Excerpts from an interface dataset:

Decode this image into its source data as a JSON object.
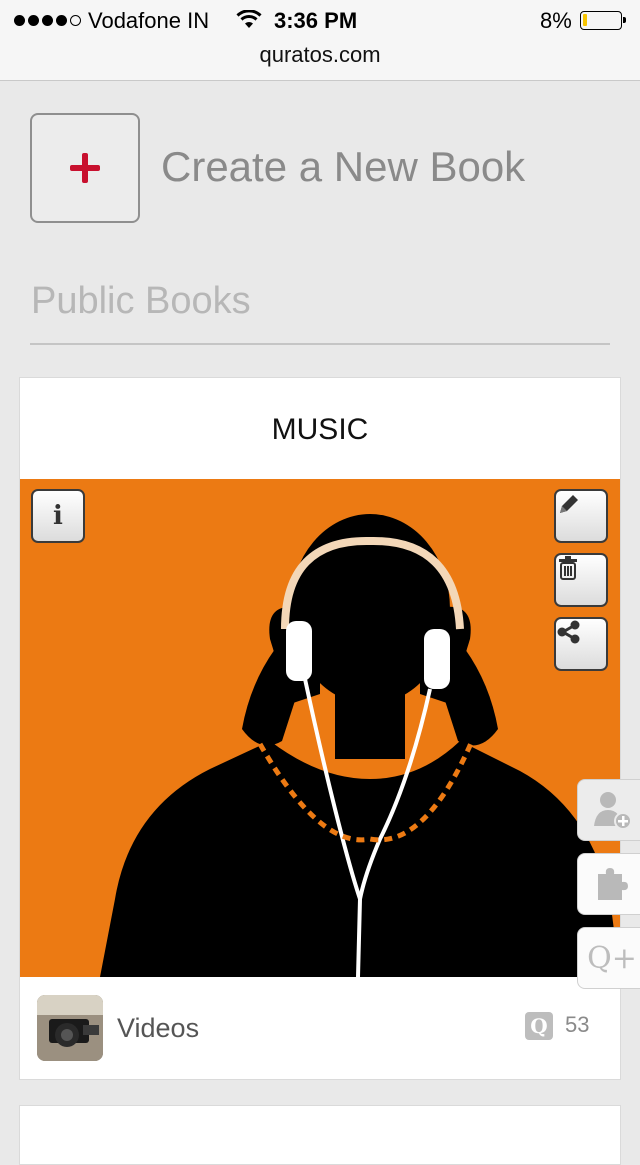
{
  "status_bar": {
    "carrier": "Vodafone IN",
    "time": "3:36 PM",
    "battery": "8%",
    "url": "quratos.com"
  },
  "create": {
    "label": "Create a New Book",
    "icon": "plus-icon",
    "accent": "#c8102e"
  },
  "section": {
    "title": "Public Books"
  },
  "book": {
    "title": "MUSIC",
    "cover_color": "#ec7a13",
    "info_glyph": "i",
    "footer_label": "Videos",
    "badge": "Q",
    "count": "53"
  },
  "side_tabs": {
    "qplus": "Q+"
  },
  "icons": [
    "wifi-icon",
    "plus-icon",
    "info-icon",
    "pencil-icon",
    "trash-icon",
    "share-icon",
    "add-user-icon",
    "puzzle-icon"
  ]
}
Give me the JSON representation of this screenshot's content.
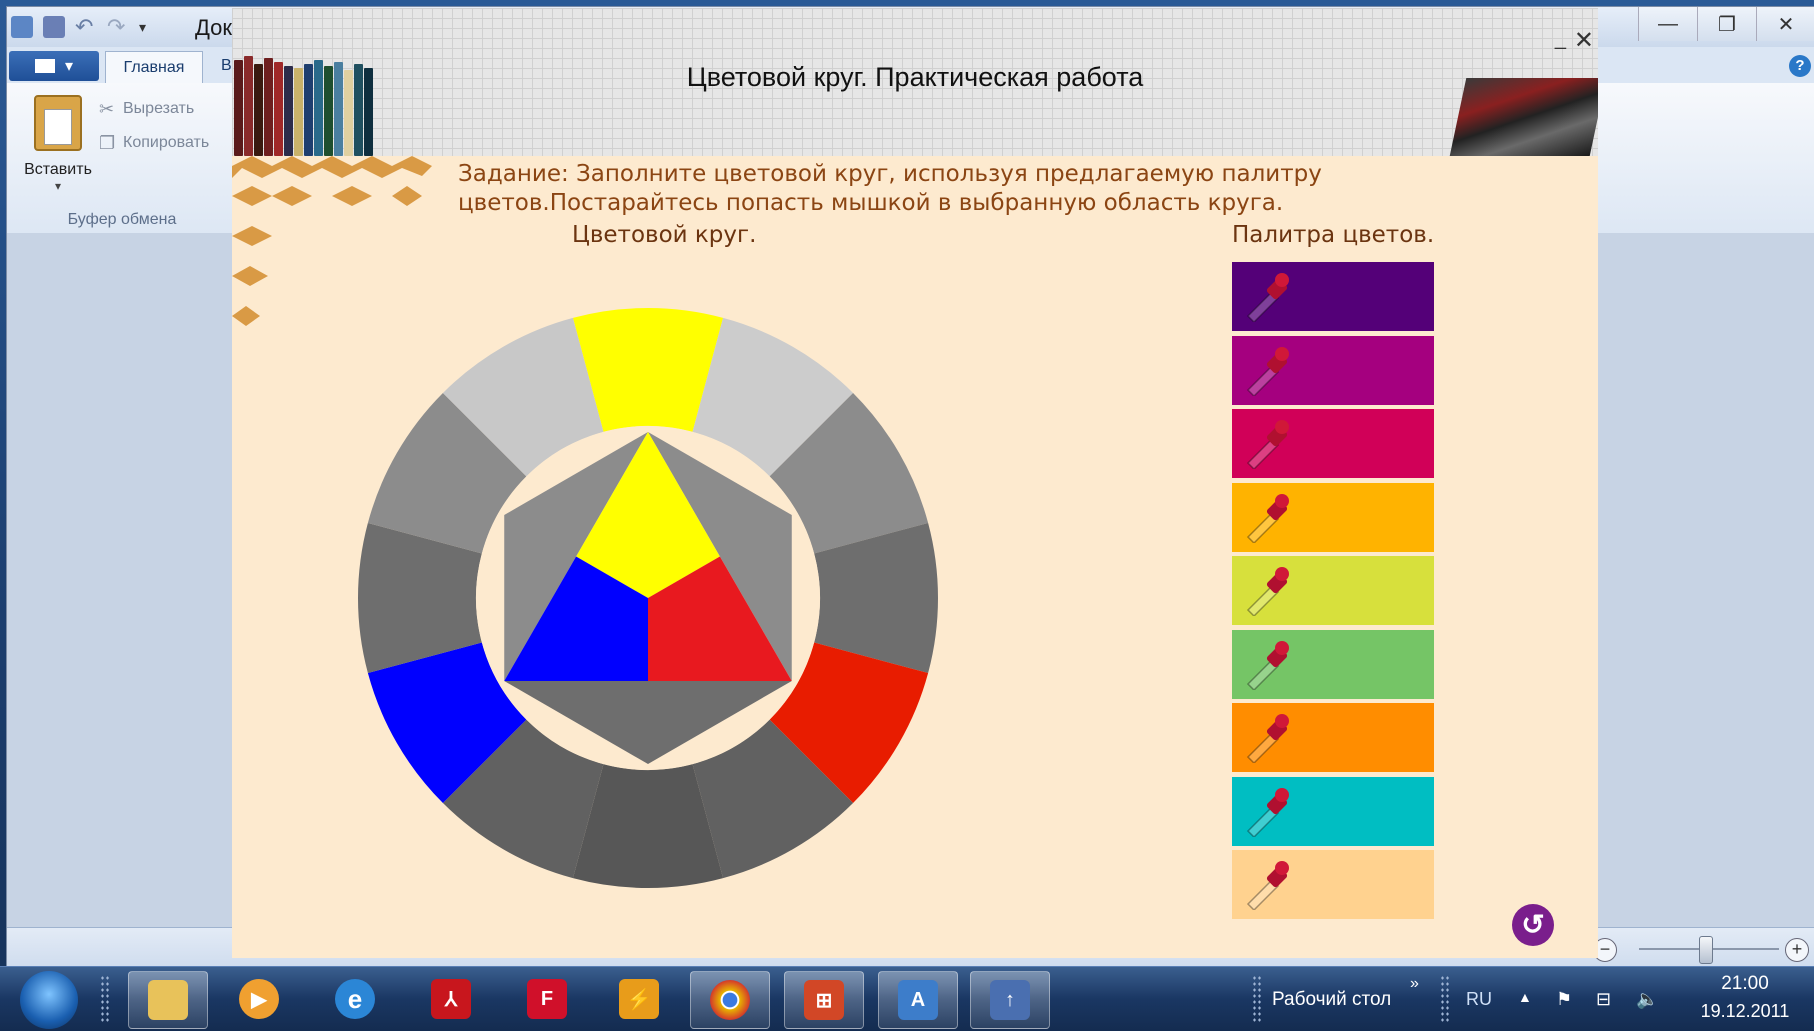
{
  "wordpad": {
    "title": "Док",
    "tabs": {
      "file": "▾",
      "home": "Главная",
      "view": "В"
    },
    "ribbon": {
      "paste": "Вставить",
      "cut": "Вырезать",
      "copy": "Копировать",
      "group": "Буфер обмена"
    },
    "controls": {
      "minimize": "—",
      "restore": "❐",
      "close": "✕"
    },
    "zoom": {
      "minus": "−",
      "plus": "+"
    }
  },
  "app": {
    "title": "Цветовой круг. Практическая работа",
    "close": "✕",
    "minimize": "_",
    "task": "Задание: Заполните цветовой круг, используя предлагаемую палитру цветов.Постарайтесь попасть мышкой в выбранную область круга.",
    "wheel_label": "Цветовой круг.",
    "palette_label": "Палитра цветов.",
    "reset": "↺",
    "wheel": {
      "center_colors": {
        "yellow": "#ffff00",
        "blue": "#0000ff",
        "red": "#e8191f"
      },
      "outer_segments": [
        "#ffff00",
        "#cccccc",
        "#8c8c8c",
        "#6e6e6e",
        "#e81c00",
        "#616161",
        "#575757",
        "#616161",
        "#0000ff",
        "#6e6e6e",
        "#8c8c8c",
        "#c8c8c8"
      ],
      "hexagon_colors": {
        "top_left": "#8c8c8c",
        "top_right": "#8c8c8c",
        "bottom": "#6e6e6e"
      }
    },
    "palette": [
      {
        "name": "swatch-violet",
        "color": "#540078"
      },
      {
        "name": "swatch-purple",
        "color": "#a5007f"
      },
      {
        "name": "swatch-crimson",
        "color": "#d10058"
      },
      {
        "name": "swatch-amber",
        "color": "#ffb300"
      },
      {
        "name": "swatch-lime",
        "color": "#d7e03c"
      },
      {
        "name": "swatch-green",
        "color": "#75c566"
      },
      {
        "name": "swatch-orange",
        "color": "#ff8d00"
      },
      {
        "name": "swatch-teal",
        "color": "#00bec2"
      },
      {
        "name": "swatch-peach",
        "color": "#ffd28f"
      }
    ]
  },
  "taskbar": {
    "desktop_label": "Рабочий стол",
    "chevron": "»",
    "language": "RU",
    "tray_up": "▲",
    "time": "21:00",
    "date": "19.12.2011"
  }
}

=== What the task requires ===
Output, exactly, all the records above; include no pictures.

=== Response box ===
Decode this image into its source data as a JSON object.
{
  "status_bar": {
    "carrier": "Vodafone IN",
    "time": "3:36 PM",
    "battery": "8%",
    "url": "quratos.com"
  },
  "create": {
    "label": "Create a New Book",
    "icon": "plus-icon",
    "accent": "#c8102e"
  },
  "section": {
    "title": "Public Books"
  },
  "book": {
    "title": "MUSIC",
    "cover_color": "#ec7a13",
    "info_glyph": "i",
    "footer_label": "Videos",
    "badge": "Q",
    "count": "53"
  },
  "side_tabs": {
    "qplus": "Q+"
  },
  "icons": [
    "wifi-icon",
    "plus-icon",
    "info-icon",
    "pencil-icon",
    "trash-icon",
    "share-icon",
    "add-user-icon",
    "puzzle-icon"
  ]
}
Give me the JSON representation of this screenshot's content.
{
  "wordpad": {
    "title": "Док",
    "tabs": {
      "file": "▾",
      "home": "Главная",
      "view": "В"
    },
    "ribbon": {
      "paste": "Вставить",
      "cut": "Вырезать",
      "copy": "Копировать",
      "group": "Буфер обмена"
    },
    "controls": {
      "minimize": "—",
      "restore": "❐",
      "close": "✕"
    },
    "zoom": {
      "minus": "−",
      "plus": "+"
    }
  },
  "app": {
    "title": "Цветовой круг. Практическая работа",
    "close": "✕",
    "minimize": "_",
    "task": "Задание: Заполните цветовой круг, используя предлагаемую палитру цветов.Постарайтесь попасть мышкой в выбранную область круга.",
    "wheel_label": "Цветовой круг.",
    "palette_label": "Палитра цветов.",
    "reset": "↺",
    "wheel": {
      "center_colors": {
        "yellow": "#ffff00",
        "blue": "#0000ff",
        "red": "#e8191f"
      },
      "outer_segments": [
        "#ffff00",
        "#cccccc",
        "#8c8c8c",
        "#6e6e6e",
        "#e81c00",
        "#616161",
        "#575757",
        "#616161",
        "#0000ff",
        "#6e6e6e",
        "#8c8c8c",
        "#c8c8c8"
      ],
      "hexagon_colors": {
        "top_left": "#8c8c8c",
        "top_right": "#8c8c8c",
        "bottom": "#6e6e6e"
      }
    },
    "palette": [
      {
        "name": "swatch-violet",
        "color": "#540078"
      },
      {
        "name": "swatch-purple",
        "color": "#a5007f"
      },
      {
        "name": "swatch-crimson",
        "color": "#d10058"
      },
      {
        "name": "swatch-amber",
        "color": "#ffb300"
      },
      {
        "name": "swatch-lime",
        "color": "#d7e03c"
      },
      {
        "name": "swatch-green",
        "color": "#75c566"
      },
      {
        "name": "swatch-orange",
        "color": "#ff8d00"
      },
      {
        "name": "swatch-teal",
        "color": "#00bec2"
      },
      {
        "name": "swatch-peach",
        "color": "#ffd28f"
      }
    ]
  },
  "taskbar": {
    "desktop_label": "Рабочий стол",
    "chevron": "»",
    "language": "RU",
    "tray_up": "▲",
    "time": "21:00",
    "date": "19.12.2011"
  }
}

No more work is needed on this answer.